Some people have a professional duty to report their concerns, for example if you are a Senior Manager in a firm regulated by the Financial Conduct Authority.

You may be concerned about the way your employer will act, and want to raise concerns with someone who can make a difference, without your employer knowing who blew the whistle.

Some organisations - for example the Care Quality Commission and the Health and Safety Executive - have an inspection function and may be able to incorporate the information you provide into their next inspection, or carry out an immediate inspection if there is an imminent risk of harm.

No, as long as you meet the tests to disclose to a prescribed person (see below) you do not have to go to your employer first.

If you disclose to a prescribed person you need to show that you reasonably believe that the information falls within the remit of that prescribed person, and that the information is substantially true. (Section 43F ERA).

Check who the prescribed person may be in relation to your concern - the list on will help you identify the areas that each regulator covers.

Members of Parliament are included in the list of prescribed persons and may be a useful sounding board for your concerns, or may be willing to ask questions of your employer to ensure that the wrongdoing is tackled.   However, MP's don't have the same power to enforce good practice as regulators.  You can find out who your local MP is here.

If there is no prescribed person regulating your organisation, and you believe that evidence may be concealed or destroyed if you raise your concerns with your employer, you may meet the tests for making a wider disclosure - seek advice.

Most regulators will take a whistleblowing concern that is raised anonymously, but an anonymous report may be less likely to lead to a regulatory response, for example, if there is not enough information provided for the regulator to act and it is impossible for them to ask further questions.

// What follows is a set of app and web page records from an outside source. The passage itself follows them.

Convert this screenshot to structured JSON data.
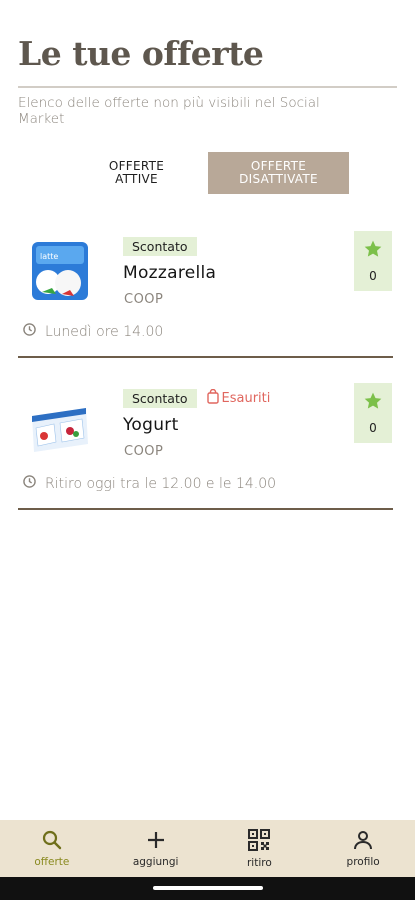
{
  "header": {
    "title": "Le tue offerte",
    "subtitle": "Elenco delle offerte non più visibili nel Social Market"
  },
  "tabs": [
    {
      "label": "OFFERTE\nATTIVE",
      "selected": false
    },
    {
      "label": "OFFERTE\nDISATTIVATE",
      "selected": true
    }
  ],
  "offers": [
    {
      "badge": "Scontato",
      "status": "",
      "name": "Mozzarella",
      "store": "COOP",
      "time": "Lunedì ore 14.00",
      "favorites": "0"
    },
    {
      "badge": "Scontato",
      "status": "Esauriti",
      "name": "Yogurt",
      "store": "COOP",
      "time": "Ritiro oggi tra le 12.00 e le 14.00",
      "favorites": "0"
    }
  ],
  "nav": [
    {
      "label": "offerte",
      "icon": "search-icon",
      "active": true
    },
    {
      "label": "aggiungi",
      "icon": "plus-icon",
      "active": false
    },
    {
      "label": "ritiro",
      "icon": "qr-code-icon",
      "active": false
    },
    {
      "label": "profilo",
      "icon": "user-icon",
      "active": false
    }
  ],
  "colors": {
    "accent_green": "#e4f0d6",
    "star_green": "#7cc04a",
    "selected_tab": "#b8a898",
    "nav_background": "#ece3d0",
    "sold_out": "#e0665e"
  }
}
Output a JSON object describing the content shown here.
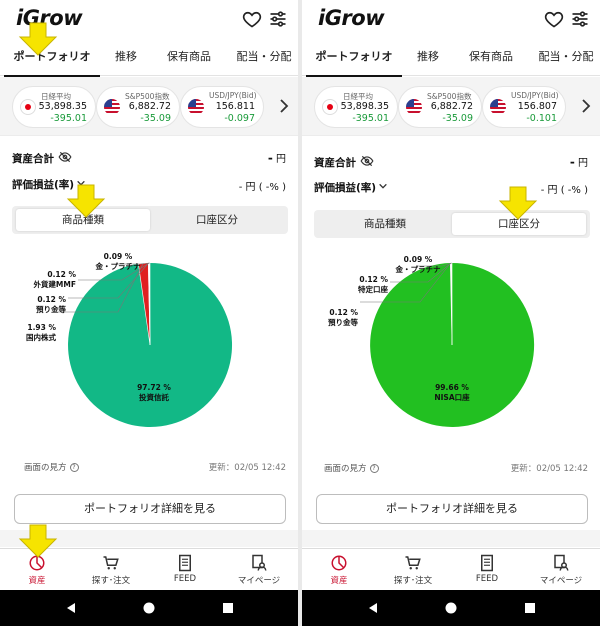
{
  "colors": {
    "accent_red": "#e60012",
    "positive_green": "#1a9a3a",
    "pie_investment_trust": "#12b886",
    "pie_nisa": "#22c021",
    "pie_domestic_stock": "#e02020",
    "arrow_yellow": "#f6e400"
  },
  "app": {
    "logo": "iGrow"
  },
  "icons": {
    "favorite": "heart-icon",
    "settings": "filter-sliders-icon"
  },
  "tabs": [
    "ポートフォリオ",
    "推移",
    "保有商品",
    "配当・分配"
  ],
  "screens": [
    {
      "tickers": [
        {
          "name": "日経平均",
          "value": "53,898.35",
          "change": "-395.01"
        },
        {
          "name": "S&P500指数",
          "value": "6,882.72",
          "change": "-35.09"
        },
        {
          "name": "USD/JPY(Bid)",
          "value": "156.811",
          "change": "-0.097"
        }
      ],
      "selected_segment": 0,
      "slices": [
        {
          "label": "投資信託",
          "percent": 97.72
        },
        {
          "label": "国内株式",
          "percent": 1.93
        },
        {
          "label": "預り金等",
          "percent": 0.12
        },
        {
          "label": "外貨建MMF",
          "percent": 0.12
        },
        {
          "label": "金・プラチナ",
          "percent": 0.09
        }
      ]
    },
    {
      "tickers": [
        {
          "name": "日経平均",
          "value": "53,898.35",
          "change": "-395.01"
        },
        {
          "name": "S&P500指数",
          "value": "6,882.72",
          "change": "-35.09"
        },
        {
          "name": "USD/JPY(Bid)",
          "value": "156.807",
          "change": "-0.101"
        }
      ],
      "selected_segment": 1,
      "slices": [
        {
          "label": "NISA口座",
          "percent": 99.66
        },
        {
          "label": "預り金等",
          "percent": 0.12
        },
        {
          "label": "特定口座",
          "percent": 0.12
        },
        {
          "label": "金・プラチナ",
          "percent": 0.09
        }
      ]
    }
  ],
  "summary": {
    "total_label": "資産合計",
    "total_value": "-",
    "total_unit": "円",
    "pl_label": "評価損益(率)",
    "pl_value": "- 円 ( -% )"
  },
  "segments": [
    "商品種類",
    "口座区分"
  ],
  "footer": {
    "how_to": "画面の見方",
    "updated": "更新：02/05 12:42"
  },
  "detail_button": "ポートフォリオ詳細を見る",
  "bottom_nav": [
    "資産",
    "探す･注文",
    "FEED",
    "マイページ"
  ]
}
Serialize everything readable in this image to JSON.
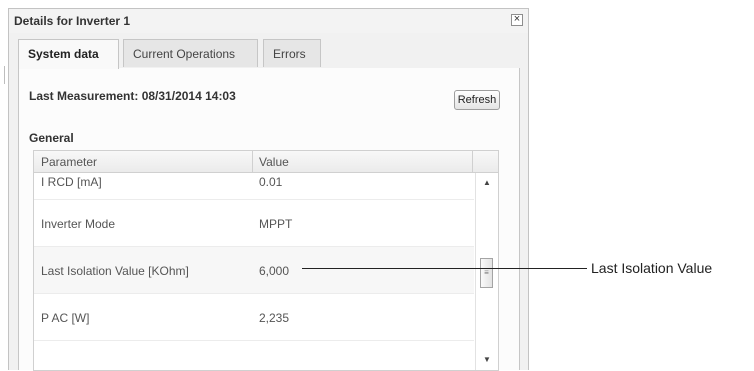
{
  "dialog": {
    "title": "Details for Inverter 1",
    "close_glyph": "×",
    "tabs": [
      {
        "label": "System data",
        "active": true
      },
      {
        "label": "Current Operations",
        "active": false
      },
      {
        "label": "Errors",
        "active": false
      }
    ],
    "last_measurement": "Last Measurement: 08/31/2014 14:03",
    "refresh_label": "Refresh",
    "section_title": "General",
    "grid": {
      "columns": [
        "Parameter",
        "Value"
      ],
      "rows": [
        {
          "parameter": "I RCD [mA]",
          "value": "0.01"
        },
        {
          "parameter": "Inverter Mode",
          "value": "MPPT"
        },
        {
          "parameter": "Last Isolation Value [KOhm]",
          "value": "6,000"
        },
        {
          "parameter": "P AC [W]",
          "value": "2,235"
        }
      ],
      "scroll_up_glyph": "▲",
      "scroll_down_glyph": "▼",
      "thumb_glyph": "≡"
    }
  },
  "callout": {
    "label": "Last Isolation Value"
  }
}
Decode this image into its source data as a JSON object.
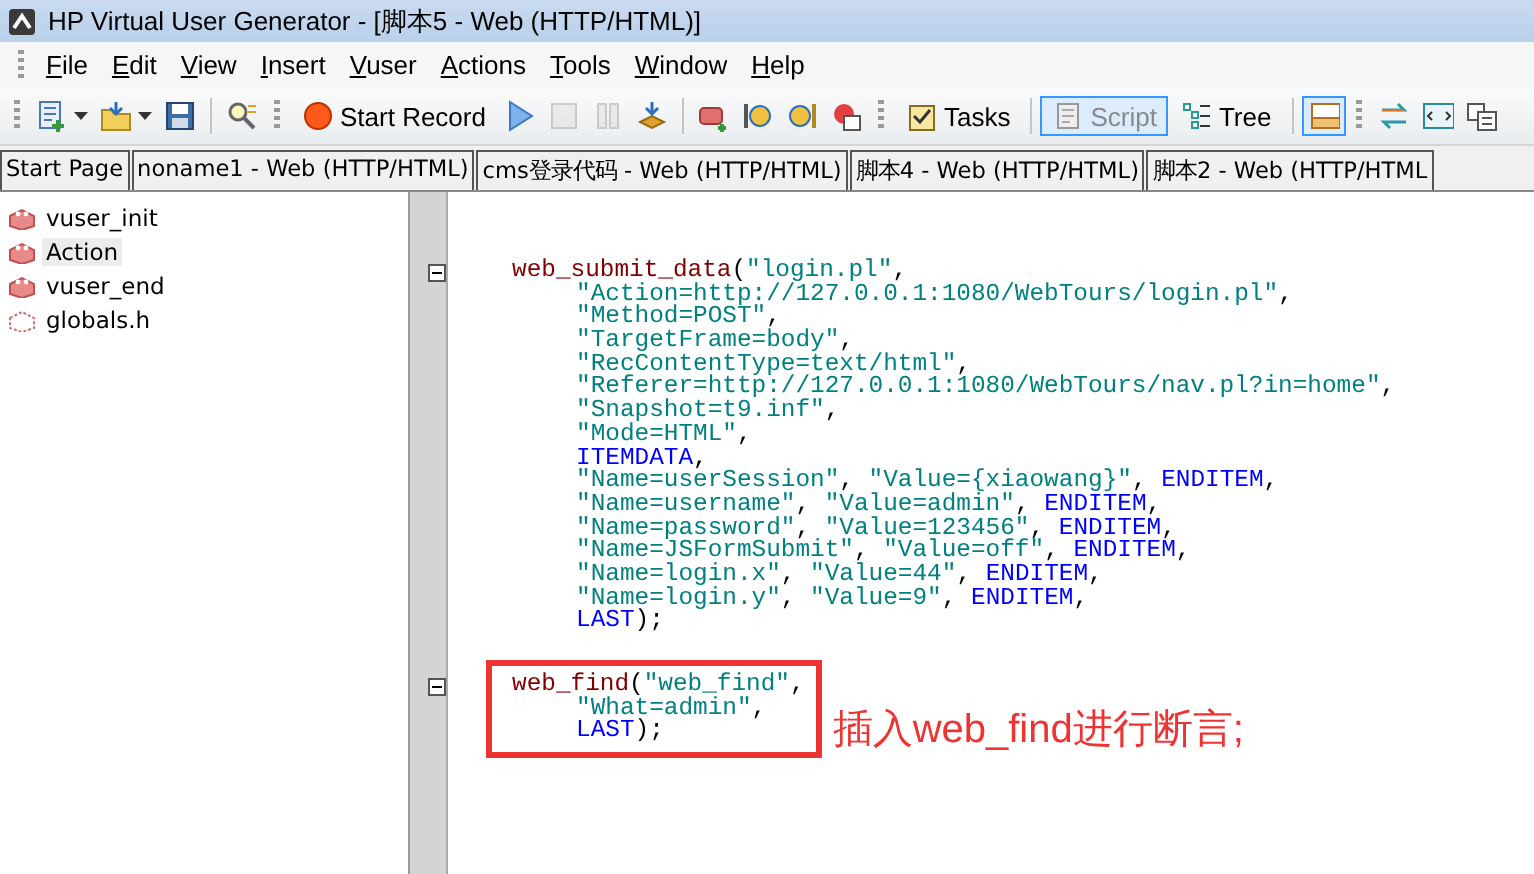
{
  "window": {
    "title": "HP Virtual User Generator - [脚本5 - Web (HTTP/HTML)]"
  },
  "menu": [
    "File",
    "Edit",
    "View",
    "Insert",
    "Vuser",
    "Actions",
    "Tools",
    "Window",
    "Help"
  ],
  "toolbar": [
    {
      "kind": "dropdown",
      "disabled": false
    },
    {
      "kind": "dropdown",
      "disabled": false
    },
    {
      "kind": "icon",
      "disabled": false
    },
    {
      "kind": "separator"
    },
    {
      "kind": "icon",
      "disabled": false
    },
    {
      "kind": "grip"
    },
    {
      "kind": "labeled",
      "label": "Start Record",
      "disabled": false
    },
    {
      "kind": "icon",
      "disabled": false
    },
    {
      "kind": "icon",
      "disabled": true
    },
    {
      "kind": "icon",
      "disabled": true
    },
    {
      "kind": "icon",
      "disabled": false
    },
    {
      "kind": "separator"
    },
    {
      "kind": "icon",
      "disabled": false
    },
    {
      "kind": "icon",
      "disabled": false
    },
    {
      "kind": "icon",
      "disabled": false
    },
    {
      "kind": "icon",
      "disabled": false
    },
    {
      "kind": "grip"
    },
    {
      "kind": "labeled",
      "label": "Tasks",
      "selected": false
    },
    {
      "kind": "separator"
    },
    {
      "kind": "labeled",
      "label": "Script",
      "selected": true
    },
    {
      "kind": "labeled",
      "label": "Tree",
      "selected": false
    },
    {
      "kind": "separator"
    },
    {
      "kind": "icon",
      "selected": true
    },
    {
      "kind": "grip"
    },
    {
      "kind": "icon",
      "disabled": false
    },
    {
      "kind": "icon",
      "disabled": false
    },
    {
      "kind": "icon",
      "disabled": false
    }
  ],
  "tabs": [
    {
      "label": "Start Page",
      "selected": false
    },
    {
      "label": "noname1 - Web (HTTP/HTML)",
      "selected": false
    },
    {
      "label": "cms登录代码 - Web (HTTP/HTML)",
      "selected": false
    },
    {
      "label": "脚本4 - Web (HTTP/HTML)",
      "selected": false
    },
    {
      "label": "脚本2 - Web (HTTP/HTML",
      "selected": false
    }
  ],
  "sidebar": {
    "items": [
      {
        "label": "vuser_init",
        "kind": "action",
        "selected": false
      },
      {
        "label": "Action",
        "kind": "action",
        "selected": true
      },
      {
        "label": "vuser_end",
        "kind": "action",
        "selected": false
      },
      {
        "label": "globals.h",
        "kind": "header",
        "selected": false
      }
    ]
  },
  "editor": {
    "blocks": [
      {
        "highlighted": false,
        "lines": [
          {
            "kind": "head",
            "tokens": [
              {
                "kind": "function",
                "text": "web_submit_data"
              },
              {
                "kind": "punct",
                "text": "("
              },
              {
                "kind": "string",
                "text": "\"login.pl\""
              },
              {
                "kind": "punct",
                "text": ","
              }
            ]
          },
          {
            "kind": "arg",
            "tokens": [
              {
                "kind": "string",
                "text": "\"Action=http://127.0.0.1:1080/WebTours/login.pl\""
              },
              {
                "kind": "punct",
                "text": ","
              }
            ]
          },
          {
            "kind": "arg",
            "tokens": [
              {
                "kind": "string",
                "text": "\"Method=POST\""
              },
              {
                "kind": "punct",
                "text": ","
              }
            ]
          },
          {
            "kind": "arg",
            "tokens": [
              {
                "kind": "string",
                "text": "\"TargetFrame=body\""
              },
              {
                "kind": "punct",
                "text": ","
              }
            ]
          },
          {
            "kind": "arg",
            "tokens": [
              {
                "kind": "string",
                "text": "\"RecContentType=text/html\""
              },
              {
                "kind": "punct",
                "text": ","
              }
            ]
          },
          {
            "kind": "arg",
            "tokens": [
              {
                "kind": "string",
                "text": "\"Referer=http://127.0.0.1:1080/WebTours/nav.pl?in=home\""
              },
              {
                "kind": "punct",
                "text": ","
              }
            ]
          },
          {
            "kind": "arg",
            "tokens": [
              {
                "kind": "string",
                "text": "\"Snapshot=t9.inf\""
              },
              {
                "kind": "punct",
                "text": ","
              }
            ]
          },
          {
            "kind": "arg",
            "tokens": [
              {
                "kind": "string",
                "text": "\"Mode=HTML\""
              },
              {
                "kind": "punct",
                "text": ","
              }
            ]
          },
          {
            "kind": "arg",
            "tokens": [
              {
                "kind": "keyword",
                "text": "ITEMDATA"
              },
              {
                "kind": "punct",
                "text": ","
              }
            ]
          },
          {
            "kind": "arg",
            "tokens": [
              {
                "kind": "string",
                "text": "\"Name=userSession\""
              },
              {
                "kind": "punct",
                "text": ", "
              },
              {
                "kind": "string",
                "text": "\"Value={xiaowang}\""
              },
              {
                "kind": "punct",
                "text": ", "
              },
              {
                "kind": "keyword",
                "text": "ENDITEM"
              },
              {
                "kind": "punct",
                "text": ","
              }
            ]
          },
          {
            "kind": "arg",
            "tokens": [
              {
                "kind": "string",
                "text": "\"Name=username\""
              },
              {
                "kind": "punct",
                "text": ", "
              },
              {
                "kind": "string",
                "text": "\"Value=admin\""
              },
              {
                "kind": "punct",
                "text": ", "
              },
              {
                "kind": "keyword",
                "text": "ENDITEM"
              },
              {
                "kind": "punct",
                "text": ","
              }
            ]
          },
          {
            "kind": "arg",
            "tokens": [
              {
                "kind": "string",
                "text": "\"Name=password\""
              },
              {
                "kind": "punct",
                "text": ", "
              },
              {
                "kind": "string",
                "text": "\"Value=123456\""
              },
              {
                "kind": "punct",
                "text": ", "
              },
              {
                "kind": "keyword",
                "text": "ENDITEM"
              },
              {
                "kind": "punct",
                "text": ","
              }
            ]
          },
          {
            "kind": "arg",
            "tokens": [
              {
                "kind": "string",
                "text": "\"Name=JSFormSubmit\""
              },
              {
                "kind": "punct",
                "text": ", "
              },
              {
                "kind": "string",
                "text": "\"Value=off\""
              },
              {
                "kind": "punct",
                "text": ", "
              },
              {
                "kind": "keyword",
                "text": "ENDITEM"
              },
              {
                "kind": "punct",
                "text": ","
              }
            ]
          },
          {
            "kind": "arg",
            "tokens": [
              {
                "kind": "string",
                "text": "\"Name=login.x\""
              },
              {
                "kind": "punct",
                "text": ", "
              },
              {
                "kind": "string",
                "text": "\"Value=44\""
              },
              {
                "kind": "punct",
                "text": ", "
              },
              {
                "kind": "keyword",
                "text": "ENDITEM"
              },
              {
                "kind": "punct",
                "text": ","
              }
            ]
          },
          {
            "kind": "arg",
            "tokens": [
              {
                "kind": "string",
                "text": "\"Name=login.y\""
              },
              {
                "kind": "punct",
                "text": ", "
              },
              {
                "kind": "string",
                "text": "\"Value=9\""
              },
              {
                "kind": "punct",
                "text": ", "
              },
              {
                "kind": "keyword",
                "text": "ENDITEM"
              },
              {
                "kind": "punct",
                "text": ","
              }
            ]
          },
          {
            "kind": "arg",
            "tokens": [
              {
                "kind": "keyword",
                "text": "LAST"
              },
              {
                "kind": "punct",
                "text": ");"
              }
            ]
          }
        ]
      },
      {
        "highlighted": true,
        "note": "插入web_find进行断言;",
        "lines": [
          {
            "kind": "head",
            "tokens": [
              {
                "kind": "function",
                "text": "web_find"
              },
              {
                "kind": "punct",
                "text": "("
              },
              {
                "kind": "string",
                "text": "\"web_find\""
              },
              {
                "kind": "punct",
                "text": ","
              }
            ]
          },
          {
            "kind": "arg",
            "tokens": [
              {
                "kind": "string",
                "text": "\"What=admin\""
              },
              {
                "kind": "punct",
                "text": ","
              }
            ]
          },
          {
            "kind": "arg",
            "tokens": [
              {
                "kind": "keyword",
                "text": "LAST"
              },
              {
                "kind": "punct",
                "text": ");"
              }
            ]
          }
        ]
      }
    ]
  }
}
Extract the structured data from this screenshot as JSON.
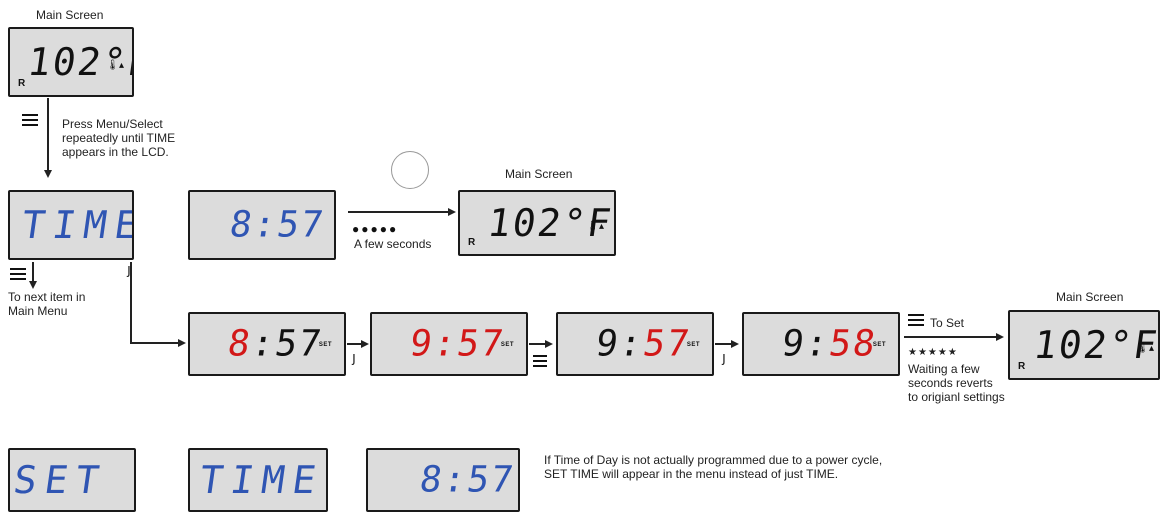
{
  "labels": {
    "main_screen": "Main Screen",
    "press_menu": "Press Menu/Select\nrepeatedly until TIME\nappears in the LCD.",
    "few_seconds": "A few seconds",
    "next_item": "To next item in\nMain Menu",
    "to_set": "To Set",
    "waiting": "Waiting a few\nseconds reverts\nto origianl settings",
    "stars_5": "★★★★★",
    "dots_5": "●●●●●",
    "note": "If Time of Day is not actually programmed due to a power cycle,\nSET TIME will appear in the menu instead of just TIME."
  },
  "displays": {
    "temp": "102°F",
    "time_word": "TIME",
    "set_word": "SET",
    "clock": "8:57",
    "step1_hour": "8",
    "step1_min": ":57",
    "step2_hour": "9",
    "step2_min": ":57",
    "step3_hour": "9:",
    "step3_min": "57",
    "step4_hour": "9:",
    "step4_min": "58",
    "set_tag": "SET",
    "r_indicator": "R"
  },
  "colors": {
    "lcd_bg": "#dcdcdc",
    "digit_black": "#111111",
    "digit_blue": "#2f55b3",
    "digit_red": "#d21818"
  },
  "icons": [
    "menu-icon",
    "light-hook-icon",
    "thermometer-icon",
    "arrow-icon"
  ]
}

However, many prescribed persons have sophisticated ways to deal with information on a confidential basis - so that your name need not be disclosed to anyone inside your organisation.  If you are worried about being victimised if your employer finds out you have blown the whistle, mention this to the regulator concerned.